So what is the future of our lake fisheries? In years past we thought of them as somewhat inviolate. Despite the fact that most were man-made we saw them as permanent, always full of fish and with an assured water and food supply. Then came the drought, and with it an increasing demand for water for irrigation, for domestic use, for power production and for environmental flows.
Initially we got used to occasional reservoirs being drained to low levels but things always bounced back and the fishing improved again. That was the norm and we relied on commonsense prevailing, even though occasional bad decisions were made.

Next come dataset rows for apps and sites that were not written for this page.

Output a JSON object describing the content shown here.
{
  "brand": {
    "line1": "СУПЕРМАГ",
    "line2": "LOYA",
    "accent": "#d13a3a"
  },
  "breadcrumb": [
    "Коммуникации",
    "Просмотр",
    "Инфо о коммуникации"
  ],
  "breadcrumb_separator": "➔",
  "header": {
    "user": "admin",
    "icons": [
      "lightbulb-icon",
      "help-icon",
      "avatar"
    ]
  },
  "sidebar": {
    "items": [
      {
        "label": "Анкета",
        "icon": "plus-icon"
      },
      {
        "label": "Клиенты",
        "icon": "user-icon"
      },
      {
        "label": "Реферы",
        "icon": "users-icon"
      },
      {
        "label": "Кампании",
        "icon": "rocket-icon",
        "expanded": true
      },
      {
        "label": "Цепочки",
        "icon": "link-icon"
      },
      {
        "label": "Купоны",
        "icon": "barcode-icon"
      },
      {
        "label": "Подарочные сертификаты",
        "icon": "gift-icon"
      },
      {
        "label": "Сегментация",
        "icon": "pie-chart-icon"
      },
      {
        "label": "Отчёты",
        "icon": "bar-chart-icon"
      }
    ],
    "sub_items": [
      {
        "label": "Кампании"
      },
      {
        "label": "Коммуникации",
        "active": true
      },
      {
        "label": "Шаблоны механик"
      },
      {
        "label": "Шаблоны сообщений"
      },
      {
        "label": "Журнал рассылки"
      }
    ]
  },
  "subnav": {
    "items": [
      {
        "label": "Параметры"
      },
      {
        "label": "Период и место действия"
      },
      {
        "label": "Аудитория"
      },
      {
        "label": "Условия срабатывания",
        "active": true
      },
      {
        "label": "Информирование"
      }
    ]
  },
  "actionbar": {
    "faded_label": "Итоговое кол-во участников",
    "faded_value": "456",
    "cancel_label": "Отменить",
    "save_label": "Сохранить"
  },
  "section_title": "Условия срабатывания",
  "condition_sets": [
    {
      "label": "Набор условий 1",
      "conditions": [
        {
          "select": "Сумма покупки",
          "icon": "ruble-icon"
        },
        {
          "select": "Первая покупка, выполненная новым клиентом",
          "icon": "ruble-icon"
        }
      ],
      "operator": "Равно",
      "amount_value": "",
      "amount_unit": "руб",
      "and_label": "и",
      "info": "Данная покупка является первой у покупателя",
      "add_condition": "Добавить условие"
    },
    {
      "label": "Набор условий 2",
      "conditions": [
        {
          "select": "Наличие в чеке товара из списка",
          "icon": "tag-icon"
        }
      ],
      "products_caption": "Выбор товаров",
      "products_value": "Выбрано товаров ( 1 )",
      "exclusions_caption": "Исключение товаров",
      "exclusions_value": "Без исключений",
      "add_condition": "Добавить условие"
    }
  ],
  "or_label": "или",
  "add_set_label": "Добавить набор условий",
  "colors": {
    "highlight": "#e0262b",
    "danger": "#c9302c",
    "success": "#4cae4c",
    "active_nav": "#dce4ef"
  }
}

Now it seems that commonsense has gone out the window. Decisions are being made on the basis of panic, bureaucratic isolation from reality, political greed for survival and ignorance of the social value of recreational angling as well as the need for conservation of the only wild populations of Australian native fish left in the whole world. And some of the best populations of trout left on mainland Australia.
Reservoirs everywhere are being drained to extinction or near- extinction, irrespective of the social and other losses. In just our part of the world Pejar Reservoir, one of the most productive trout lakes in Australia, was drained to extinction. Many thousands of fish were killed and today it stands fishless, admittedly replenished since recent rain.
Not far away, Wyangala and Burrendong reservoirs were drained to a ludicrous 4% capacity. No one knows what the impact was on their fish because Government lacks the resources to investigate properly but anglers’ reports suggest that a significant proportion of golden perch, silver perch, catfish, Macquarie perch, Murray cod and trout, especially the larger specimens, have perished. The only winners, in terms of survival, could well be redfin and carp.
In Burrinjuck, once probably the best mixed native-exotic fishery in Australia, the trout and Atlantic salmon have gone, the Macquarie and silver perch population is minuscule and the impact on the golden perch and Murray cod remains unknown. Admittedly, not all fish losses have been attributable only to drought, but drought certainly exacerbates those losses.
Look at what else we lose by taking the water away. The birds, lizards, snakes, tortoises, platypus, water rats, plants and other animals that have enriched our lives and we would have hoped would do the same for our children.
Lost through drought, no doubt, but made worse by mismanagement by people totally unqualified to do so – our politicians. The sooner they step out of the grandstanding limelight of political fame and desperation for re-election and let the real managers, the water, fisheries and other resource scientists get on with the job of managing, the better.Reads: 529